* [WORK REQUIRED]: Starting at the top line, print the entries below exactly as they are and skip every picture.

* [RAW DATA]:

---

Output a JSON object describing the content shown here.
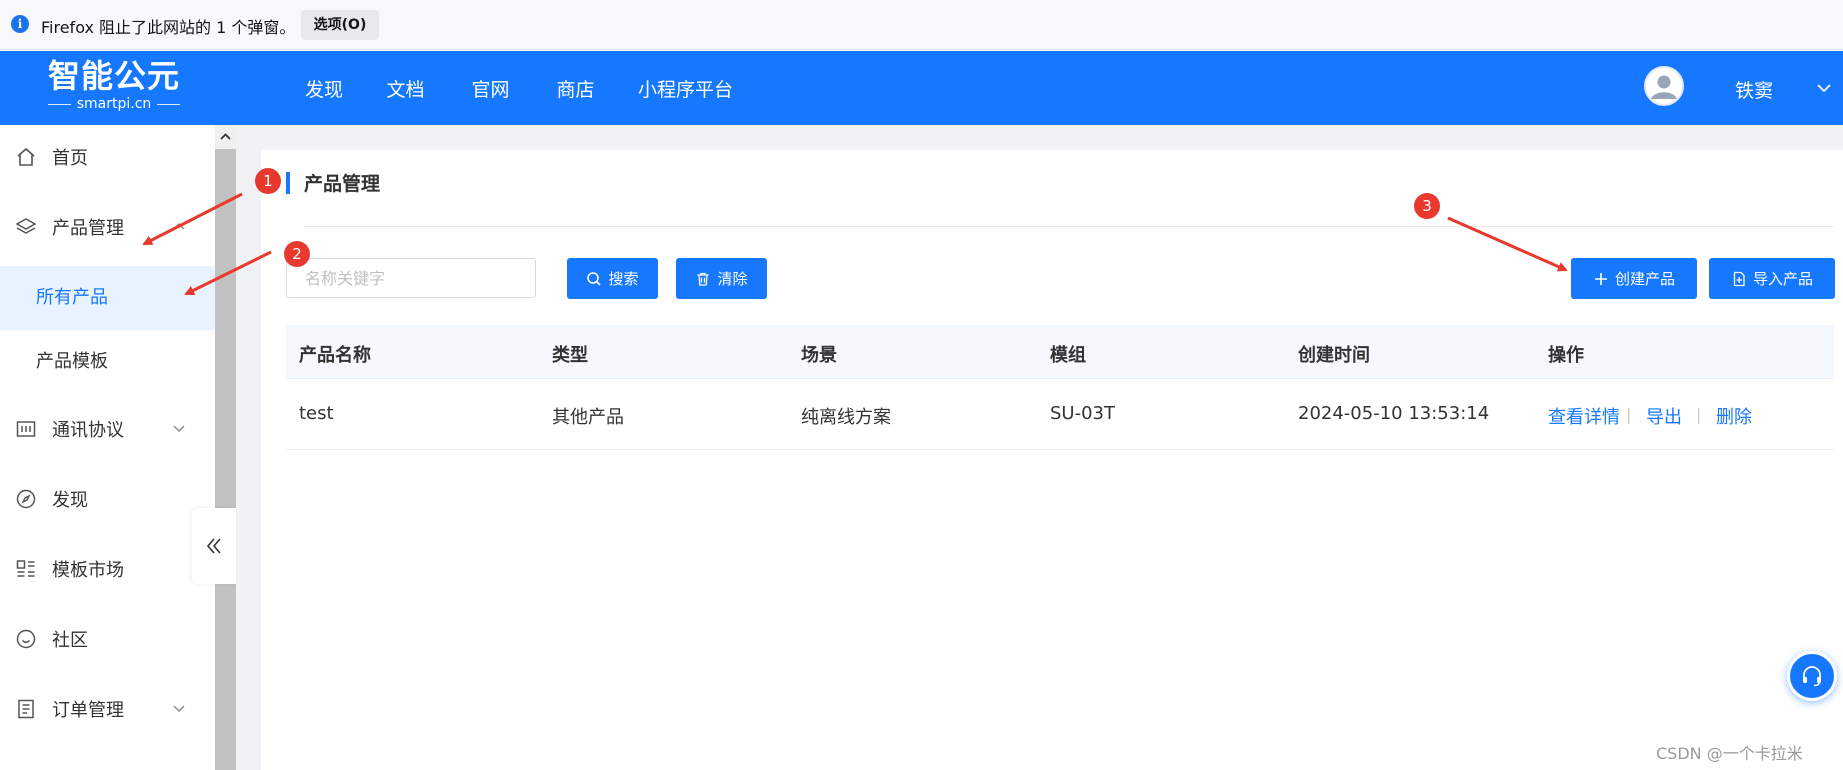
{
  "browser_notice": {
    "icon": "info-icon",
    "text": "Firefox 阻止了此网站的 1 个弹窗。",
    "options_button": "选项(O)"
  },
  "header": {
    "logo_main": "智能公元",
    "logo_sub": "smartpi.cn",
    "nav": [
      "发现",
      "文档",
      "官网",
      "商店",
      "小程序平台"
    ],
    "username": "铁窦",
    "brand_color": "#1677ff"
  },
  "sidebar": {
    "items": [
      {
        "label": "首页",
        "icon": "home-icon"
      },
      {
        "label": "产品管理",
        "icon": "layers-icon",
        "expanded": true
      },
      {
        "label": "所有产品",
        "sub": true,
        "active": true
      },
      {
        "label": "产品模板",
        "sub": true
      },
      {
        "label": "通讯协议",
        "icon": "protocol-icon"
      },
      {
        "label": "发现",
        "icon": "compass-icon"
      },
      {
        "label": "模板市场",
        "icon": "template-icon"
      },
      {
        "label": "社区",
        "icon": "smile-icon"
      },
      {
        "label": "订单管理",
        "icon": "order-icon"
      }
    ]
  },
  "page": {
    "title": "产品管理",
    "search_placeholder": "名称关键字",
    "search_button": "搜索",
    "clear_button": "清除",
    "create_button": "创建产品",
    "import_button": "导入产品"
  },
  "table": {
    "columns": [
      "产品名称",
      "类型",
      "场景",
      "模组",
      "创建时间",
      "操作"
    ],
    "rows": [
      {
        "name": "test",
        "type": "其他产品",
        "scene": "纯离线方案",
        "module": "SU-03T",
        "created": "2024-05-10 13:53:14",
        "actions": [
          "查看详情",
          "导出",
          "删除"
        ]
      }
    ],
    "action_separator": "|"
  },
  "annotations": {
    "markers": [
      "1",
      "2",
      "3"
    ],
    "color": "#e8392f"
  },
  "watermark": "CSDN @一个卡拉米"
}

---

* [TASK ANSWER]:
Output a JSON object describing the content shown here.
{
  "browser_notice": {
    "icon": "info-icon",
    "text": "Firefox 阻止了此网站的 1 个弹窗。",
    "options_button": "选项(O)"
  },
  "header": {
    "logo_main": "智能公元",
    "logo_sub": "smartpi.cn",
    "nav": [
      "发现",
      "文档",
      "官网",
      "商店",
      "小程序平台"
    ],
    "username": "铁窦",
    "brand_color": "#1677ff"
  },
  "sidebar": {
    "items": [
      {
        "label": "首页",
        "icon": "home-icon"
      },
      {
        "label": "产品管理",
        "icon": "layers-icon",
        "expanded": true
      },
      {
        "label": "所有产品",
        "sub": true,
        "active": true
      },
      {
        "label": "产品模板",
        "sub": true
      },
      {
        "label": "通讯协议",
        "icon": "protocol-icon"
      },
      {
        "label": "发现",
        "icon": "compass-icon"
      },
      {
        "label": "模板市场",
        "icon": "template-icon"
      },
      {
        "label": "社区",
        "icon": "smile-icon"
      },
      {
        "label": "订单管理",
        "icon": "order-icon"
      }
    ]
  },
  "page": {
    "title": "产品管理",
    "search_placeholder": "名称关键字",
    "search_button": "搜索",
    "clear_button": "清除",
    "create_button": "创建产品",
    "import_button": "导入产品"
  },
  "table": {
    "columns": [
      "产品名称",
      "类型",
      "场景",
      "模组",
      "创建时间",
      "操作"
    ],
    "rows": [
      {
        "name": "test",
        "type": "其他产品",
        "scene": "纯离线方案",
        "module": "SU-03T",
        "created": "2024-05-10 13:53:14",
        "actions": [
          "查看详情",
          "导出",
          "删除"
        ]
      }
    ],
    "action_separator": "|"
  },
  "annotations": {
    "markers": [
      "1",
      "2",
      "3"
    ],
    "color": "#e8392f"
  },
  "watermark": "CSDN @一个卡拉米"
}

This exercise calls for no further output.